B&W conversion

In-camera B&Ws and related thoughts

I have mainly been shooting RAW with my X-Pro1 lately largely because of improved RAW support by LR 4.4. But I tested again (did this already with my earlier X-Pro1) in-camera B&Ws and this time exclusively in 1:1 format. Very cool indeed. I have adjusted highlight tones to +1, shadow tones in +2, and sharpening to +1. These settings increase contrast quite a much and give also additional punch to sharpening. Square format is very interesting one for the compositions. When doing this I am not cropping in LR at all and also otherwise use only very minimal adjustments. For example, I am not so worried about clipped highlights or shadow areas (of course I try to get the right exposure). It seems that little bit of a clipping give that certain wanted character for the shots. This approach may seem to be very limiting but actually I find it very nice approach. It gives more space to breathe. It is not limiting me at all. It frees my mind.

When shooting using the approach mentioned above led me to think cameras. This could be very dangerous thing to happen, I know. But anyways. I would be very happy with a very limiting camera.

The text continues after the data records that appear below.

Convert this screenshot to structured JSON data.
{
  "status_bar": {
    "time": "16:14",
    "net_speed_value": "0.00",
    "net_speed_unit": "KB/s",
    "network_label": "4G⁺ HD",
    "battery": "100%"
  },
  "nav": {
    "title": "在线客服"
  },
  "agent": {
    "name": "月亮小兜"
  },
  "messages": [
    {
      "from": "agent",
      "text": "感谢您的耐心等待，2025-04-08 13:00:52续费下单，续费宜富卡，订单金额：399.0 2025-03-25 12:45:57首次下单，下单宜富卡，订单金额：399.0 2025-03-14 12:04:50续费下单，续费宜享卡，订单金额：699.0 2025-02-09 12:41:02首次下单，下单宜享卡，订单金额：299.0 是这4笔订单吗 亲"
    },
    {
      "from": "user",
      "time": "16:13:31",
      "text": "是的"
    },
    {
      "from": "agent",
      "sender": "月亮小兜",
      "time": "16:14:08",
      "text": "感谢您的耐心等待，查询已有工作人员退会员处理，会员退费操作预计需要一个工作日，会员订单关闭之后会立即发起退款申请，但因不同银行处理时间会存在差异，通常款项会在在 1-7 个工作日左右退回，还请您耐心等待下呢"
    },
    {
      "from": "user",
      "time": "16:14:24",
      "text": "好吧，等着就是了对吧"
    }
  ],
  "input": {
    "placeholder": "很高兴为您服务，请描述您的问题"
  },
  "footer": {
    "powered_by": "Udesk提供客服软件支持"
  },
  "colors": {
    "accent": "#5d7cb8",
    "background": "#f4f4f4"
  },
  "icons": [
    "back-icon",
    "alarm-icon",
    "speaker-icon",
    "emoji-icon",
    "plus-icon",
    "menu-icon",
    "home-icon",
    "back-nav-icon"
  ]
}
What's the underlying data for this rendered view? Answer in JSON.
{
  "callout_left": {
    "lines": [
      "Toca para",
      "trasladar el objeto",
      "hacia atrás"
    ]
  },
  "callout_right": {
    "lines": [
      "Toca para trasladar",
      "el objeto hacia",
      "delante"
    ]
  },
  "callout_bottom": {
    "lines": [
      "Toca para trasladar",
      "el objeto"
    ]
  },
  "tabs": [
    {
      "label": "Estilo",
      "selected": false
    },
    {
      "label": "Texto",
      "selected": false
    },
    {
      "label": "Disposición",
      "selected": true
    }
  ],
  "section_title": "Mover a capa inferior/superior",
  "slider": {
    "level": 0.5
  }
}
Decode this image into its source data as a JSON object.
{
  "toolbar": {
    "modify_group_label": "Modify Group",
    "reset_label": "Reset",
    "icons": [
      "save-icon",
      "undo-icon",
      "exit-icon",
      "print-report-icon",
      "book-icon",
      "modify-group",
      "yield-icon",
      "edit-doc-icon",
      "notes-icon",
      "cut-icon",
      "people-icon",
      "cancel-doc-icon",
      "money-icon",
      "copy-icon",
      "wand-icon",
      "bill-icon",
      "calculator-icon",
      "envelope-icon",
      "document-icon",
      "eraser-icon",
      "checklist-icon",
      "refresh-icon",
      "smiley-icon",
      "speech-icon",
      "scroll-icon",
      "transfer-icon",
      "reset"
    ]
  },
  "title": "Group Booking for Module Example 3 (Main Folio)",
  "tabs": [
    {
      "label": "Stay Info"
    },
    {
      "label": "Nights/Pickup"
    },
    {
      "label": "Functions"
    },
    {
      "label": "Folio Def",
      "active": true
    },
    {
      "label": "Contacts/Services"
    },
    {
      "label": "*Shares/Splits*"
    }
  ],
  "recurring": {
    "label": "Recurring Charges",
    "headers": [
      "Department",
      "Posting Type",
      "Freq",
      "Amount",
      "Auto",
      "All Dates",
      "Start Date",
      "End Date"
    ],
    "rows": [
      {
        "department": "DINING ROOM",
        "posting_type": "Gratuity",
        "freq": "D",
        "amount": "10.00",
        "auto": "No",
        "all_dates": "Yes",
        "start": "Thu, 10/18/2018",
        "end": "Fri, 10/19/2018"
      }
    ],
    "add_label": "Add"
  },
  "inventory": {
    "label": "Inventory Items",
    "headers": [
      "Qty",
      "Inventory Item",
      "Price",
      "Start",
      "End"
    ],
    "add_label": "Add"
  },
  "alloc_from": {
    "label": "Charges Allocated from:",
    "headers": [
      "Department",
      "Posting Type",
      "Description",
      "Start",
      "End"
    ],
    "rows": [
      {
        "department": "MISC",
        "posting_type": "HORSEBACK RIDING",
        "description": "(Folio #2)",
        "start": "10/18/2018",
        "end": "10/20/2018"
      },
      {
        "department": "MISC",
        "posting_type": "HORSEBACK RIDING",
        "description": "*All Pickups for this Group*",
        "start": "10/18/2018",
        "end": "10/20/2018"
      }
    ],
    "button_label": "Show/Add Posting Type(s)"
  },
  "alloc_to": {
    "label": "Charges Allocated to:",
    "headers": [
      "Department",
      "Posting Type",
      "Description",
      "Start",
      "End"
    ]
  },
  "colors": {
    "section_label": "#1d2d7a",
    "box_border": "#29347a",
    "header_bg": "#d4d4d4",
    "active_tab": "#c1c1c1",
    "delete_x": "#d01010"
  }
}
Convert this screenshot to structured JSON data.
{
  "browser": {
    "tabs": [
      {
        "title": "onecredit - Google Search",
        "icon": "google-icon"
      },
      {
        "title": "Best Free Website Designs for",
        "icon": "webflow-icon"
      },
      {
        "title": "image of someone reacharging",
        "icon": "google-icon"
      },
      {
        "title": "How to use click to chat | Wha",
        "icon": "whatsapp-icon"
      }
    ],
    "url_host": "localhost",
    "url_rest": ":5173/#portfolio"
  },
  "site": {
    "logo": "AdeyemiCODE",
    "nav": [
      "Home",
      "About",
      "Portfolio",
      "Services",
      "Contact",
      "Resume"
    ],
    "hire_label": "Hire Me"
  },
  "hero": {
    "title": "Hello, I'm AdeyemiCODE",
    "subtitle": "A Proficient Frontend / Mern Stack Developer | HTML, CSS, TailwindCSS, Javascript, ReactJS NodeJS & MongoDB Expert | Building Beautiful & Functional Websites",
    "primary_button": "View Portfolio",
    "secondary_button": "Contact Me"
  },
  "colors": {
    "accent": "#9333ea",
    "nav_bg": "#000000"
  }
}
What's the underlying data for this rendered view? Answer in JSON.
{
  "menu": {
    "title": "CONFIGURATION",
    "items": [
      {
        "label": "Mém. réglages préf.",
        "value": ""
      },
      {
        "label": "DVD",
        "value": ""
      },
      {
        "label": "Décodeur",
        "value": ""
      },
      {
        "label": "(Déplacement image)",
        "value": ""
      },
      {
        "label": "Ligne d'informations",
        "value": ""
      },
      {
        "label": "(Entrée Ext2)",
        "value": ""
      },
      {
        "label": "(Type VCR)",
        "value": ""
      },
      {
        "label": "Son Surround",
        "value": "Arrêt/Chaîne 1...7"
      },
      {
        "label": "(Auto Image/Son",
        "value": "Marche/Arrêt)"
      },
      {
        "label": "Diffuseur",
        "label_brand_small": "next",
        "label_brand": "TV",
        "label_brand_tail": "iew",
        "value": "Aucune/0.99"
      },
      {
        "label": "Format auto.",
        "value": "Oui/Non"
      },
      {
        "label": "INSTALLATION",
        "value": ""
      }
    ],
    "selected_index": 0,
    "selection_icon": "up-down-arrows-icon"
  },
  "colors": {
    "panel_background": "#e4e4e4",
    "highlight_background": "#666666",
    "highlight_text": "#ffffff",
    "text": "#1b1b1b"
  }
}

For example, a digital camera with a fixed prime lens having a B&W-only sensor. I know there is Leica Monochrom but it is way too expensive (and it uses interchangeable lenses which too are way too expensive for me). I would like to go one or two steps further from the Monochrom when speaking about limiting factors. Yes, B&W only but fixed prime lens and fixed image format (e.g. 1:1). Yes, just crazy. But I feel that kind of a camera less limiting than those with huge amount of customization. Just take the camera in your hands, compose, expose, and shoot.

Signature look?

Have you ever tried to create a signature look for your photos? I certainly have tried. I am pleased to my achievements for a certain time after which I will change my mind. Usually I am going back to more natural look. For that “natural” look it is very important how the camera renders the image I am going to see in my computer monitor.

For color shots I have tried out desaturated look. I think I have found quite good adjustments for that in Lightroom. But using the desaturated look for a while I am not happy anymore. I am craving colors back. Here are some examples of my desaturated look.

There are times when I am very much into B&Ws. I have made my own B&W preset in Lightroom and many times I really like the results. Here are some B&Ws processed by using my own preset.

In addition to my own B&W preset I use VSCO Film presets for post-processing. I really love those presets because they are not made through any plug-in which always generate those huge TIFF files.

So it seems to be a long road to a signature look.

In his virtual shop

In his virtual shop, originally uploaded by Jonne Naarala.

Tiitus is selecting groceries from a virtual shelf here. 😉

The actual reason (even if I like the shot in general too) for posting this photo here was to state that I think I have found B&W adjustments which really pleases me.

I use Aperture 3 for my RAW converter (and also to adjust JPEGs) and after a long-time testing and tweaking I am now happy with the B&W results. No need to use any other programmes or plug-ins for the conversion anymore. I have tested and used before Nik’s Silver Efex Pro (also version 2) and DxO’s Film Pack 3. Both are very nice plug-ins, Silver Efex even a fantastic one. But it is always an extra step and more importantly you’ll get those huge TIFF files after using them.

That is why I have been trying to find suitable B&W adjustments in Aperture and to save them as my personal B&W preset. I want to have quite constant results which need only minor additional tweaking.

What I basically do in Aperture 3 is to use different curves adjustments together with some decrease in vibrancy plus some tinting in color levels to achieve above kind of a result.

I have been trying to find similar approach also for color shots but it seems to be a much more complicated thing to achieve.